Input data:
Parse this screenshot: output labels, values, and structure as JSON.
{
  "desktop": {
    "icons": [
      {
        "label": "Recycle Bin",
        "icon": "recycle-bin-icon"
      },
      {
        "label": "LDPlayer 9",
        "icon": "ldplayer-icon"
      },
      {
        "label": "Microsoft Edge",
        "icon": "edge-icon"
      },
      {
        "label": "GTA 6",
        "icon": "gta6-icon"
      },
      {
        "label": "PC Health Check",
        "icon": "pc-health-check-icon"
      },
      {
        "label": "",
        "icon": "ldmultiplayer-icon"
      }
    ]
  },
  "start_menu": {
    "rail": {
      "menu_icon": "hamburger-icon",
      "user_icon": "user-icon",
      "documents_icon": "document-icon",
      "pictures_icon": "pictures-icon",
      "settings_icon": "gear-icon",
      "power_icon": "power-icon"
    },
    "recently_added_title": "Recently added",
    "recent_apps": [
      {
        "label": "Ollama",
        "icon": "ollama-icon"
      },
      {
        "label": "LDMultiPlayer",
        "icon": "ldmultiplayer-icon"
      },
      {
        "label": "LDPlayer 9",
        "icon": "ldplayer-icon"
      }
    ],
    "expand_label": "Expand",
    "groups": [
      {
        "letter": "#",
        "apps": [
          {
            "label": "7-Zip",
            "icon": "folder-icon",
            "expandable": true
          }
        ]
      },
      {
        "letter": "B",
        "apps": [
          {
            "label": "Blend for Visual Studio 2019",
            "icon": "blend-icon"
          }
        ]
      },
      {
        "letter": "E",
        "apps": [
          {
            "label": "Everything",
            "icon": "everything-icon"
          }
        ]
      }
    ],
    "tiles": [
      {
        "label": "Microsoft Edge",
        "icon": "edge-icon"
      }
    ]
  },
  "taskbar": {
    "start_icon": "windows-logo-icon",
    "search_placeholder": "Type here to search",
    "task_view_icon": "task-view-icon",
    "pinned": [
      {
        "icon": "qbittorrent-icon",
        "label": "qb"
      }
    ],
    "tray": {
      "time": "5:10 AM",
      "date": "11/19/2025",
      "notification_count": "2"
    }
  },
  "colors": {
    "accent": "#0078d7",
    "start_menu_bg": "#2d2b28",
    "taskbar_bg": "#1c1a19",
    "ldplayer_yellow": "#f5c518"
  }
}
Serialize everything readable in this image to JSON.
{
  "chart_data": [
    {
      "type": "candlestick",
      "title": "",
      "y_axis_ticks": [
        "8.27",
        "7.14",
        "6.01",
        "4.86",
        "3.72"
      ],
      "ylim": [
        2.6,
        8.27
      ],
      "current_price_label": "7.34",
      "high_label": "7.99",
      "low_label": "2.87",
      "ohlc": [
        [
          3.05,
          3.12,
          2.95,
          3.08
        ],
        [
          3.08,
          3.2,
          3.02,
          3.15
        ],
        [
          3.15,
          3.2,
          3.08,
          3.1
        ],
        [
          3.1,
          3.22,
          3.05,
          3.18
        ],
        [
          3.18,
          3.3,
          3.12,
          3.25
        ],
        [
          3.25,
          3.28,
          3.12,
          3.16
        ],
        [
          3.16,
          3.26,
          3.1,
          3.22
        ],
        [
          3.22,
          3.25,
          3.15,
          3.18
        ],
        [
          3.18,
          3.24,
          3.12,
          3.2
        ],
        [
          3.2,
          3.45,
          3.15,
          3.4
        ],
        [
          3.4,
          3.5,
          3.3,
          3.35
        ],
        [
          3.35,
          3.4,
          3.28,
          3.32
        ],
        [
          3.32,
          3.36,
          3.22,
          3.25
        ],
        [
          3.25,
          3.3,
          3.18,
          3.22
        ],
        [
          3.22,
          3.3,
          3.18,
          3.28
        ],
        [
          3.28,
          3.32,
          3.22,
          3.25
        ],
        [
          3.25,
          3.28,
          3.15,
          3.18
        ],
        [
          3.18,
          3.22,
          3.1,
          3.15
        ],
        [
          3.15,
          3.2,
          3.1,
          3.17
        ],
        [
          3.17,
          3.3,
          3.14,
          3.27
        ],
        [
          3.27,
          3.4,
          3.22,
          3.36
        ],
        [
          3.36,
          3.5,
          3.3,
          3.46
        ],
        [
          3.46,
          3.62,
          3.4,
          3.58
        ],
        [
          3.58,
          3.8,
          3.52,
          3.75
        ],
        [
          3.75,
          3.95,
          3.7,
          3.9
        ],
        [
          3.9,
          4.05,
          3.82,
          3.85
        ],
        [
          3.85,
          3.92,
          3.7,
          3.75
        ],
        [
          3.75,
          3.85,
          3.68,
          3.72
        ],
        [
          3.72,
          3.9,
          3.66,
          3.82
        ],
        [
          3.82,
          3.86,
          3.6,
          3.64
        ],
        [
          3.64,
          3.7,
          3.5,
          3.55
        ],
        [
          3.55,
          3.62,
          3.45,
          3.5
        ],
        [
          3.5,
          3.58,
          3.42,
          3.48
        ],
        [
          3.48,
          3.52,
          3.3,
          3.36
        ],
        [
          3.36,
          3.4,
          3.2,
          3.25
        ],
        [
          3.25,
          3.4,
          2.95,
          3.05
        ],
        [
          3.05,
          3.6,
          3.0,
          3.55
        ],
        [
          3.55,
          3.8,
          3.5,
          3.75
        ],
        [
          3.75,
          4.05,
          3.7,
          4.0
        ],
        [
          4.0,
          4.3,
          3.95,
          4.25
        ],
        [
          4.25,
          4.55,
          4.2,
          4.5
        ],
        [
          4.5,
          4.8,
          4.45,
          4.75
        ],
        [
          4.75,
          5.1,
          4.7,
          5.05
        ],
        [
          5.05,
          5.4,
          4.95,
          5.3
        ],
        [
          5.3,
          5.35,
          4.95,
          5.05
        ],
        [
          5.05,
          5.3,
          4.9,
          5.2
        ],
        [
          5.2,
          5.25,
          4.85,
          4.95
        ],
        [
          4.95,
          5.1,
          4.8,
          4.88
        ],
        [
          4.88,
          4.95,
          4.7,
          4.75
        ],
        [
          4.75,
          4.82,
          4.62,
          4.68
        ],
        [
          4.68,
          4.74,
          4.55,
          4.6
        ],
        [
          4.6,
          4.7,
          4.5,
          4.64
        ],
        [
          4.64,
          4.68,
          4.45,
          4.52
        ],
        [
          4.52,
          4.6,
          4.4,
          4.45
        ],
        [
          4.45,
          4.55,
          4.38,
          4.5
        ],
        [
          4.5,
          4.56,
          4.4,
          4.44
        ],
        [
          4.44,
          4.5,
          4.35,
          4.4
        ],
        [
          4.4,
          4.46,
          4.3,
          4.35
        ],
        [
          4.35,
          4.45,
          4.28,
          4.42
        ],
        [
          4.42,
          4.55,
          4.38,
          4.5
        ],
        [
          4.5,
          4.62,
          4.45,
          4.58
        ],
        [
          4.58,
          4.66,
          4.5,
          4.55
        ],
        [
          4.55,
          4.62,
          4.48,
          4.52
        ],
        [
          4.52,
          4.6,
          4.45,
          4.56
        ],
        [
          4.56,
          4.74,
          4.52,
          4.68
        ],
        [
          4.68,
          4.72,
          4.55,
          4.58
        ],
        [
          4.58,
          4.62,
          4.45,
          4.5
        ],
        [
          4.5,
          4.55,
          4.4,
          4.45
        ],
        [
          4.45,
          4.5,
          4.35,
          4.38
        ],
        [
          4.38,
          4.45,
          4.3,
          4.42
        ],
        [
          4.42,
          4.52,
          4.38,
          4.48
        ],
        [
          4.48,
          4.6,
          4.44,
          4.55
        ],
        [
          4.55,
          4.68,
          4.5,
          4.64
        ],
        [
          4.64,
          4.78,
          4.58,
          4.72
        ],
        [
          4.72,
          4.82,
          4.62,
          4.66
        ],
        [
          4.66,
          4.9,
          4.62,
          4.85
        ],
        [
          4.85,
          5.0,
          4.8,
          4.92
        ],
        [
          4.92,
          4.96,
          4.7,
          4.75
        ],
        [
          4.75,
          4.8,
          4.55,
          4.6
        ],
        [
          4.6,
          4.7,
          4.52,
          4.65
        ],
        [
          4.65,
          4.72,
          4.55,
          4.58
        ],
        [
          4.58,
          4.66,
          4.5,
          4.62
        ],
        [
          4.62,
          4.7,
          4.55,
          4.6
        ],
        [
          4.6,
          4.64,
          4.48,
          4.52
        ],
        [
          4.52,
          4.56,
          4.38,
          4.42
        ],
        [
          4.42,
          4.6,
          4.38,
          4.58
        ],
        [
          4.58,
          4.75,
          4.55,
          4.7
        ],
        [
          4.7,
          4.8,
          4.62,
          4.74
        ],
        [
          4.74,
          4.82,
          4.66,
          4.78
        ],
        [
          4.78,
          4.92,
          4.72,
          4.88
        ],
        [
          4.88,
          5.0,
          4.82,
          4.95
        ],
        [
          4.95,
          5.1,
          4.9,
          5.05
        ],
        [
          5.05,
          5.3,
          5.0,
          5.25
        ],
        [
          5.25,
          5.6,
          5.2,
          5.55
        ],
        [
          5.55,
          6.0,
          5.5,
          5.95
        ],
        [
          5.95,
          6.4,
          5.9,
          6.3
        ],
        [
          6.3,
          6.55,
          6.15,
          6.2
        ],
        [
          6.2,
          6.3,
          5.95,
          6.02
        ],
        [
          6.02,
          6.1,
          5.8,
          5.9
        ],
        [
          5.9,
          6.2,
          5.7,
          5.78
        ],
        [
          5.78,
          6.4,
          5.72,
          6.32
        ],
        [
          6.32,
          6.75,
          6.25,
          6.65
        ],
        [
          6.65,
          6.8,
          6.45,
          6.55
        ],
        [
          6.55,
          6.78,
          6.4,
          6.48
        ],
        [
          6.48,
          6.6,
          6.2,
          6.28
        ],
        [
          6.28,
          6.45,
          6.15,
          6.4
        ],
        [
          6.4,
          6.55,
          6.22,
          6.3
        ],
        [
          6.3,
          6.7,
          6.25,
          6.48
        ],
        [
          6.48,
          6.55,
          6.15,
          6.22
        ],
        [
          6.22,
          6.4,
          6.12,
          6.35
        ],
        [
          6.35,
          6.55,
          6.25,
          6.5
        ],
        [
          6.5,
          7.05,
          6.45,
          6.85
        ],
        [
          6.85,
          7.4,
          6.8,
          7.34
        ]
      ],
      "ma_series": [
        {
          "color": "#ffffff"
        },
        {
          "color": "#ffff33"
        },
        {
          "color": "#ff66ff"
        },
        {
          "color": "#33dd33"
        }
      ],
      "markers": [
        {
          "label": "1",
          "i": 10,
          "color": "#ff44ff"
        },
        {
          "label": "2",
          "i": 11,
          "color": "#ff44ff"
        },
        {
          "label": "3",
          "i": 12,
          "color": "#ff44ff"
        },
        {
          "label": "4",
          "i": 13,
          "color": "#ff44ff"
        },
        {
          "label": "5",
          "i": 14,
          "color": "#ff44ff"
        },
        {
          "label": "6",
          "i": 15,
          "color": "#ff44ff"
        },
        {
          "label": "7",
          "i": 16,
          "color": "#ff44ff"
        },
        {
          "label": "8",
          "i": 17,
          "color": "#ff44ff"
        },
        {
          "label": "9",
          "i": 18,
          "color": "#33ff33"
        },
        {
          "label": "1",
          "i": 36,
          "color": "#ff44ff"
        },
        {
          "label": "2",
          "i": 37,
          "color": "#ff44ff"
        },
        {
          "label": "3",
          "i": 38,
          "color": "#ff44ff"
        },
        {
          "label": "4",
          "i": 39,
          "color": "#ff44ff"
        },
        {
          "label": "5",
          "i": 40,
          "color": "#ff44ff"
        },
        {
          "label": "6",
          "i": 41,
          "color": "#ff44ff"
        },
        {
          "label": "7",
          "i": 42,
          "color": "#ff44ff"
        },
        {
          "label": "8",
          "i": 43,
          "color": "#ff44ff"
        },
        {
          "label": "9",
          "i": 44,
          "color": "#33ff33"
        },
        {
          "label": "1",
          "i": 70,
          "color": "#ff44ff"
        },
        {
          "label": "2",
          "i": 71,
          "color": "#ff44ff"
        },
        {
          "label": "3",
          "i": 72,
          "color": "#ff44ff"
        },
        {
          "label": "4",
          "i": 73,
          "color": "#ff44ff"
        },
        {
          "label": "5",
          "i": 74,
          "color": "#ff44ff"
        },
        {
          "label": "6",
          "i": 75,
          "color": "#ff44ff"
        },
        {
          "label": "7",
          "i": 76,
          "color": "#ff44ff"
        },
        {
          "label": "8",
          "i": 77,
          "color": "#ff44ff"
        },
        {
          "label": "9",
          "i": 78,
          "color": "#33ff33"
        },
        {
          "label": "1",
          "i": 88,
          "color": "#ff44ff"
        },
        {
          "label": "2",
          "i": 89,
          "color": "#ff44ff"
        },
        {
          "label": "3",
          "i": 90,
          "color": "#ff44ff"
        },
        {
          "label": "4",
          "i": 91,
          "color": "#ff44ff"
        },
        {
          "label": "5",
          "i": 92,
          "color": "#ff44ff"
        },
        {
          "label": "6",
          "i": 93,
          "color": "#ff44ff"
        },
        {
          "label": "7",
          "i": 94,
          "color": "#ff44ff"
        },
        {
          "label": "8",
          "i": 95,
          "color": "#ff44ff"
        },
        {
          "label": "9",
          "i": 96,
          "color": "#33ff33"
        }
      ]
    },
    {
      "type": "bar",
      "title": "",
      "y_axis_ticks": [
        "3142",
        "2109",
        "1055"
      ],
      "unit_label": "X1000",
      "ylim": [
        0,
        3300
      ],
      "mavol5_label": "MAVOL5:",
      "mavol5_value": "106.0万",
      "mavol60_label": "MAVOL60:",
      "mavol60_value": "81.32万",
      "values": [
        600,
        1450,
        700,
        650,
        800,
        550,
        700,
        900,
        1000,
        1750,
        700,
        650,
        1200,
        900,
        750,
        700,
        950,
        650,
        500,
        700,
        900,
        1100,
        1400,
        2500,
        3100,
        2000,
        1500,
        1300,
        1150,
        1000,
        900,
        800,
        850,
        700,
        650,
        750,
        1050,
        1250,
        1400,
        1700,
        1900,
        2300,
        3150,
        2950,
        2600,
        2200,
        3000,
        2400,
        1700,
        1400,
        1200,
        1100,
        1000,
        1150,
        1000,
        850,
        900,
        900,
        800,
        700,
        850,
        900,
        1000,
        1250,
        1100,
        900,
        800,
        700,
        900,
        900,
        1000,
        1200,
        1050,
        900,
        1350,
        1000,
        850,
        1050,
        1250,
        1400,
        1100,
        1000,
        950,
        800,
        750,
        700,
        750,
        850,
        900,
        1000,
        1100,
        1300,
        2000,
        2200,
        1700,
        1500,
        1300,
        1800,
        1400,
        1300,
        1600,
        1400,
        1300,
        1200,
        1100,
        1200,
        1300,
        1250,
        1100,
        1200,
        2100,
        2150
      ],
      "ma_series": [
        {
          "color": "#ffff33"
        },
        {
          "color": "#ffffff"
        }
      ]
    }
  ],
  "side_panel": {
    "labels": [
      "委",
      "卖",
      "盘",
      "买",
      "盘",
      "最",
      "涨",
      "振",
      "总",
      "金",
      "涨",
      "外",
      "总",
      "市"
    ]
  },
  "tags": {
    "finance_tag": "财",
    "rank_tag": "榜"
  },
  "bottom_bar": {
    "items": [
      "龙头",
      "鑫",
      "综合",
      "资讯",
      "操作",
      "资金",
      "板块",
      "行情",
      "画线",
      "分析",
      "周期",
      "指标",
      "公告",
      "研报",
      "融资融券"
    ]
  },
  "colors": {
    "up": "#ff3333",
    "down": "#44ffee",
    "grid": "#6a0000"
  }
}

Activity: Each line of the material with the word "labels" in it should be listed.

Answer area:
Parse this screenshot: output labels, values, and structure as JSON.
    "labels": [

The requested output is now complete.